Task details: Your answer should hold only the lines from the one with "Extract the structured" through the end of the listing below, each retyped exactly.

Exercise input:

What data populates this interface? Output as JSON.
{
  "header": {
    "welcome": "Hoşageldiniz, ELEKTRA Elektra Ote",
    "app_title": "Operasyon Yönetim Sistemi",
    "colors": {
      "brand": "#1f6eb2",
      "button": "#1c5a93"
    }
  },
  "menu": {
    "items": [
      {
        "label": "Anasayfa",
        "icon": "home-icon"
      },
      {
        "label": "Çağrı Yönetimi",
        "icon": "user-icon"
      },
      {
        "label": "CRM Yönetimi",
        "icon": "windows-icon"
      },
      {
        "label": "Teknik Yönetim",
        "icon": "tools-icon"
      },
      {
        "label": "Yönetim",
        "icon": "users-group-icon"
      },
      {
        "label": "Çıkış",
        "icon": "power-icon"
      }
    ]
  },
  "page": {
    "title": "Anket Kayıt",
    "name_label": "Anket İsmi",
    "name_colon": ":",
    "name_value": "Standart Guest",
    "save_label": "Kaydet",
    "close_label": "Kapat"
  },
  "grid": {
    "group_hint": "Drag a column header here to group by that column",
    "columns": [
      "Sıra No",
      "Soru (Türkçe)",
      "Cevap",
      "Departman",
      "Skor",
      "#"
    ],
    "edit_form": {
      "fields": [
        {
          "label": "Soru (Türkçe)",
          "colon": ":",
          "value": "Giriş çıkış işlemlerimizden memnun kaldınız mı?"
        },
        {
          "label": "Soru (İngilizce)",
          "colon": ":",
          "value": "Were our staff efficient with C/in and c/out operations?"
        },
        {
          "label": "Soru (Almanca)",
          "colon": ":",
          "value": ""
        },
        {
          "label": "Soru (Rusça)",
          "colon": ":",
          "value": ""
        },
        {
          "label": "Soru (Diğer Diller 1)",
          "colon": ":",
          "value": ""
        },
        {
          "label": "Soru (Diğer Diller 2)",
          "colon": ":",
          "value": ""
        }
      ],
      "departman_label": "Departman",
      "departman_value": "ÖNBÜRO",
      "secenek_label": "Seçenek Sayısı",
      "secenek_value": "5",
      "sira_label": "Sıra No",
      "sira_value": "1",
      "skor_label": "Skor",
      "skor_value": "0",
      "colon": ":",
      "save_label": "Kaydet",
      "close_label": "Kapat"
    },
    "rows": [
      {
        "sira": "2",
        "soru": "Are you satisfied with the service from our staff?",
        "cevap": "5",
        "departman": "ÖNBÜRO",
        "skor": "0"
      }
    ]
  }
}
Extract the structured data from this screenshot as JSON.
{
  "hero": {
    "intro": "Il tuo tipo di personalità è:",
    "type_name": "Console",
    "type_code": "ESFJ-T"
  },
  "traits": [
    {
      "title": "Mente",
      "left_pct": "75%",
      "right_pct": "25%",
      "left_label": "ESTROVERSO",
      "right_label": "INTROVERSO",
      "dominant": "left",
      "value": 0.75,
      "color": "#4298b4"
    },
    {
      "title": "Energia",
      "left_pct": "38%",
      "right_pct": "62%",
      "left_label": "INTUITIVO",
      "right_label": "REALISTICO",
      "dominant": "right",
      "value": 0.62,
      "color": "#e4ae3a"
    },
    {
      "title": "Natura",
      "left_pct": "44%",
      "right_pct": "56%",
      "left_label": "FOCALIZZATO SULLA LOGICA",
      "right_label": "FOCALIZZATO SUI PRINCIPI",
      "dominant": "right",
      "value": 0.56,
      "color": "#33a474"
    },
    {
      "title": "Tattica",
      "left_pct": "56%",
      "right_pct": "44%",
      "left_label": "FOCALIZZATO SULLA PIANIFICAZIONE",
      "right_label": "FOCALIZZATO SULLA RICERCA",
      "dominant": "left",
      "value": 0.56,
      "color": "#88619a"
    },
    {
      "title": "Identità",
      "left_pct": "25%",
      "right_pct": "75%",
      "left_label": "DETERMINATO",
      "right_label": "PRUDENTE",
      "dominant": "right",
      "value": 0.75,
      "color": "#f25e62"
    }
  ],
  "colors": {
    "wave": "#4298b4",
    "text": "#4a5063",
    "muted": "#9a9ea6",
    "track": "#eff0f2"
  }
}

Completed task:
Extract the structured data from this screenshot as JSON.
{
  "hero": {
    "intro": "Il tuo tipo di personalità è:",
    "type_name": "Console",
    "type_code": "ESFJ-T"
  },
  "traits": [
    {
      "title": "Mente",
      "left_pct": "75%",
      "right_pct": "25%",
      "left_label": "ESTROVERSO",
      "right_label": "INTROVERSO",
      "dominant": "left",
      "value": 0.75,
      "color": "#4298b4"
    },
    {
      "title": "Energia",
      "left_pct": "38%",
      "right_pct": "62%",
      "left_label": "INTUITIVO",
      "right_label": "REALISTICO",
      "dominant": "right",
      "value": 0.62,
      "color": "#e4ae3a"
    },
    {
      "title": "Natura",
      "left_pct": "44%",
      "right_pct": "56%",
      "left_label": "FOCALIZZATO SULLA LOGICA",
      "right_label": "FOCALIZZATO SUI PRINCIPI",
      "dominant": "right",
      "value": 0.56,
      "color": "#33a474"
    },
    {
      "title": "Tattica",
      "left_pct": "56%",
      "right_pct": "44%",
      "left_label": "FOCALIZZATO SULLA PIANIFICAZIONE",
      "right_label": "FOCALIZZATO SULLA RICERCA",
      "dominant": "left",
      "value": 0.56,
      "color": "#88619a"
    },
    {
      "title": "Identità",
      "left_pct": "25%",
      "right_pct": "75%",
      "left_label": "DETERMINATO",
      "right_label": "PRUDENTE",
      "dominant": "right",
      "value": 0.75,
      "color": "#f25e62"
    }
  ],
  "colors": {
    "wave": "#4298b4",
    "text": "#4a5063",
    "muted": "#9a9ea6",
    "track": "#eff0f2"
  }
}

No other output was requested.